Search the listing below for the word "http" and copy each line where it appears.
START Data to use
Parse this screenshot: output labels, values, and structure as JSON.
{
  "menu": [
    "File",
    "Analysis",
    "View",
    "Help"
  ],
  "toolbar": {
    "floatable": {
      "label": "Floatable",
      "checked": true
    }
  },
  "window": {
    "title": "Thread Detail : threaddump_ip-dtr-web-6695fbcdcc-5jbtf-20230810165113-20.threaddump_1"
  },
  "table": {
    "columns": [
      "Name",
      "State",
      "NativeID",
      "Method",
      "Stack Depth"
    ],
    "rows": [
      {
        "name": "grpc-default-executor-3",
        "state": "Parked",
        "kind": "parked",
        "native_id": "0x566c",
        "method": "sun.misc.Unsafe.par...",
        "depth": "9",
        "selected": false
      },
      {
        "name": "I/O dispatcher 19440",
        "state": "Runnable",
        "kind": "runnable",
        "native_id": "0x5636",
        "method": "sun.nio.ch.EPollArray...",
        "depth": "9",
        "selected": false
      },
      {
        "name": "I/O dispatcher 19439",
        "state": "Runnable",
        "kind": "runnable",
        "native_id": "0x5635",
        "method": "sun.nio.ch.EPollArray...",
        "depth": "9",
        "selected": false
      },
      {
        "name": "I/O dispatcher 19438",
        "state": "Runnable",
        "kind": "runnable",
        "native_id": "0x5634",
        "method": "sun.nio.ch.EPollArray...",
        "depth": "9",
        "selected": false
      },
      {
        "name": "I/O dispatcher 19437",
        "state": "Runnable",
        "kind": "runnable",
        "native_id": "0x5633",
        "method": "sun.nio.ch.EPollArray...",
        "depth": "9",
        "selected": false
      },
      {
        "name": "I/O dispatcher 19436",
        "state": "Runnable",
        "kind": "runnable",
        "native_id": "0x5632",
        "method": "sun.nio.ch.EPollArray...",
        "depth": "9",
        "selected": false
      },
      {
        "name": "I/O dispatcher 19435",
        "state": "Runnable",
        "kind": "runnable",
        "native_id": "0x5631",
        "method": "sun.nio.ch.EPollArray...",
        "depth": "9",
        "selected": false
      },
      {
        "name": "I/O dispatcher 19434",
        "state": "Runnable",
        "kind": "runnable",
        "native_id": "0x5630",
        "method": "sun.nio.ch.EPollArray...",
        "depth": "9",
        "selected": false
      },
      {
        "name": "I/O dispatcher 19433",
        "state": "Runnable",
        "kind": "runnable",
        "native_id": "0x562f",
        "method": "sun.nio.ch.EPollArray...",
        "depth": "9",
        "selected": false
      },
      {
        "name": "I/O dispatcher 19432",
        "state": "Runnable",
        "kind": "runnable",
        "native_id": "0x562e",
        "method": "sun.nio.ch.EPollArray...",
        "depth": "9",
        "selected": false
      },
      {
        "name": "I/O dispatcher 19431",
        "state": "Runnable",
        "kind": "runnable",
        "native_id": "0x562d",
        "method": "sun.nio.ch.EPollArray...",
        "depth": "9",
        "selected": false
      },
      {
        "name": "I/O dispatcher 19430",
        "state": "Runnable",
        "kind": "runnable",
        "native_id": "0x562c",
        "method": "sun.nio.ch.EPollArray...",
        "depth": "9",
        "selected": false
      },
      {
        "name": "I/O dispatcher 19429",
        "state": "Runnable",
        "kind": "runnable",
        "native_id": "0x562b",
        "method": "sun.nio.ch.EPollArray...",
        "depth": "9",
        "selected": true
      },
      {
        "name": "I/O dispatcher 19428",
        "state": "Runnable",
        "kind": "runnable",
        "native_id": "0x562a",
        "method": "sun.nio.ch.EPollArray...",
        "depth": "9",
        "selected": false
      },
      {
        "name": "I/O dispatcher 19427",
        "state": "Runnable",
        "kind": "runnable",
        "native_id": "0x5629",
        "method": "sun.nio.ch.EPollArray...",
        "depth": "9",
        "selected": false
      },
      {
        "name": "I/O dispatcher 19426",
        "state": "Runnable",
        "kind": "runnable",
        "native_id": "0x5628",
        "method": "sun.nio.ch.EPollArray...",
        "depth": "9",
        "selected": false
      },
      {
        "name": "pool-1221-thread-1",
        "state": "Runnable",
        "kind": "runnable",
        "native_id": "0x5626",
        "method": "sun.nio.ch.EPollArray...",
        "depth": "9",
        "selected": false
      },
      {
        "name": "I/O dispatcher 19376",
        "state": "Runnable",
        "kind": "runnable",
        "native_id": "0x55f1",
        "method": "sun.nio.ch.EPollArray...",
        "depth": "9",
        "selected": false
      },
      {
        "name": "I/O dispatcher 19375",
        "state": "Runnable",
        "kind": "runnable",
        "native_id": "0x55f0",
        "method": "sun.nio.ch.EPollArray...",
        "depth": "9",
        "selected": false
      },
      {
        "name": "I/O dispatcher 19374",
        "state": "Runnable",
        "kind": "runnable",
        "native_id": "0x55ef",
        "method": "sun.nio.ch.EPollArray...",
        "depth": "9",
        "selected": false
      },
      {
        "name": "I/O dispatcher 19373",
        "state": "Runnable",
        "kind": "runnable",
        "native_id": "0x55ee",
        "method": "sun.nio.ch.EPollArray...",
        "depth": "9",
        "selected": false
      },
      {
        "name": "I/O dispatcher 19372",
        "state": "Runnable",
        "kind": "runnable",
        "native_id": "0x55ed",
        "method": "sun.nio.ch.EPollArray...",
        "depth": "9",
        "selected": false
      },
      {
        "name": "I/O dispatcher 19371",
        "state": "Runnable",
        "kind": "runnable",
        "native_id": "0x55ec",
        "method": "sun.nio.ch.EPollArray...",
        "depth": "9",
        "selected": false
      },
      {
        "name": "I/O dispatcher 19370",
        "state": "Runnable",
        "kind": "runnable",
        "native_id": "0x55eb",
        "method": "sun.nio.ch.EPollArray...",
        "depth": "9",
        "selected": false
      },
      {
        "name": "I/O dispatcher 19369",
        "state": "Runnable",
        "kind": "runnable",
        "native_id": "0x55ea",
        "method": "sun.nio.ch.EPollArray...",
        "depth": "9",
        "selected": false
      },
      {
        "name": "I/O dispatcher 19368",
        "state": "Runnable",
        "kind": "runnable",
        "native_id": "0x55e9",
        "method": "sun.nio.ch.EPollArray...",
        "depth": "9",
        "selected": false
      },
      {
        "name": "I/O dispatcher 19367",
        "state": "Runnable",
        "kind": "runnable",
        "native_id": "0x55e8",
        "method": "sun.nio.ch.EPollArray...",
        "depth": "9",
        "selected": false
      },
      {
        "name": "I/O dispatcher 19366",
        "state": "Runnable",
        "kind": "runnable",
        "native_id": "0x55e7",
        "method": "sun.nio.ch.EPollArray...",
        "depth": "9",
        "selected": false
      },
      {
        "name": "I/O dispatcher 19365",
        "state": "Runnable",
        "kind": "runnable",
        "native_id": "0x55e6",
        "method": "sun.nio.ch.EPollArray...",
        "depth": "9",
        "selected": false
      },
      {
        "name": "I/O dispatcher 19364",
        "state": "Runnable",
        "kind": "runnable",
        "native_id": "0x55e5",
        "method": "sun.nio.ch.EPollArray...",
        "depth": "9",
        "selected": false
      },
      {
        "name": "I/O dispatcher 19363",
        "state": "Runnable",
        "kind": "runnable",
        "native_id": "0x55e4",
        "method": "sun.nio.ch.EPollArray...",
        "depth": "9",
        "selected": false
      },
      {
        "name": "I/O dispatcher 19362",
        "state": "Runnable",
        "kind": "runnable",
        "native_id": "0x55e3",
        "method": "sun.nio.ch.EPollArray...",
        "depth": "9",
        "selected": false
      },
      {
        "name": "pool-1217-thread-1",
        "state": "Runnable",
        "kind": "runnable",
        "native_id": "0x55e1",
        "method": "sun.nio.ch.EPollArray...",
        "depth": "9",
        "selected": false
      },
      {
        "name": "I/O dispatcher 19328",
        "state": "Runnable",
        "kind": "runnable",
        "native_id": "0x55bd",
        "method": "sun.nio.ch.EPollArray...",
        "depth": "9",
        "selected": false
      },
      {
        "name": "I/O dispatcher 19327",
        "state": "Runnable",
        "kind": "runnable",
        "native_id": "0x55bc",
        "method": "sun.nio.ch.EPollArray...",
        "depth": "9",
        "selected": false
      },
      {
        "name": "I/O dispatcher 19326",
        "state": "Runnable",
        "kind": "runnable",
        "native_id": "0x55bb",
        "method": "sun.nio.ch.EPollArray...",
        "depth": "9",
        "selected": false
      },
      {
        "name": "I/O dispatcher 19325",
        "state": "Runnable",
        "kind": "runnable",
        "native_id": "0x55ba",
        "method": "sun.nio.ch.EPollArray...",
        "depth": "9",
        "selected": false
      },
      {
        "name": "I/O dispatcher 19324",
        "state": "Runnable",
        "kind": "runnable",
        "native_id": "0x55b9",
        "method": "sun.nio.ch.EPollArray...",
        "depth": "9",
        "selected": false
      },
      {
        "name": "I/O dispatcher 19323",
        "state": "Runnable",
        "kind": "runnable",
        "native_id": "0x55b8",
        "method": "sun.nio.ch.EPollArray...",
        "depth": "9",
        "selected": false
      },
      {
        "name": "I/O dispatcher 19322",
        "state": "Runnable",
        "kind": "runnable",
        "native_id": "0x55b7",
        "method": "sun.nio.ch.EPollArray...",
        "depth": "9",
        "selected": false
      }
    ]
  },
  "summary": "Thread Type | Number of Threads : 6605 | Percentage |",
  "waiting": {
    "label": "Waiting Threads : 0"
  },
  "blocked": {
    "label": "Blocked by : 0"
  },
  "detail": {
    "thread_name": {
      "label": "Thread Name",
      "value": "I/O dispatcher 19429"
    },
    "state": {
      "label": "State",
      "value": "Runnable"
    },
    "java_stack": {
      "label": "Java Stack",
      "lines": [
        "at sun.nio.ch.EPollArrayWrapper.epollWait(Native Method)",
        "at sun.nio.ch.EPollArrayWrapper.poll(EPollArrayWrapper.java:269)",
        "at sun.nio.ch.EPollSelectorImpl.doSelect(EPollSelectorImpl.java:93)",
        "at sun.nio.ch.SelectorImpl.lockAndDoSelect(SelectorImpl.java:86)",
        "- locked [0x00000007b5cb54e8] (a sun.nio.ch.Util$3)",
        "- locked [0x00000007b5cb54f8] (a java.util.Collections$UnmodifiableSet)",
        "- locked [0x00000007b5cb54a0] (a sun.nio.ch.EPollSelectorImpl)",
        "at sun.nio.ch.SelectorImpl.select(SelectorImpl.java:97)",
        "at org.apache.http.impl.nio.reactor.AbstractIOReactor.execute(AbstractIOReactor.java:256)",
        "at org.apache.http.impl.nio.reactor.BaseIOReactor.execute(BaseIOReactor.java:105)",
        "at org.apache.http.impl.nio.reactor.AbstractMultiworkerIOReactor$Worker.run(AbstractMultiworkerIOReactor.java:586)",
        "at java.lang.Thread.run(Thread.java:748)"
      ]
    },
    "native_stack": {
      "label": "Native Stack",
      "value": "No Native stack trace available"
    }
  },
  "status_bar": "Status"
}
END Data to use
▶ **Response to the task**:
        "at org.apache.http.impl.nio.reactor.AbstractIOReactor.execute(AbstractIOReactor.java:256)",
        "at org.apache.http.impl.nio.reactor.BaseIOReactor.execute(BaseIOReactor.java:105)",
        "at org.apache.http.impl.nio.reactor.AbstractMultiworkerIOReactor$Worker.run(AbstractMultiworkerIOReactor.java:586)",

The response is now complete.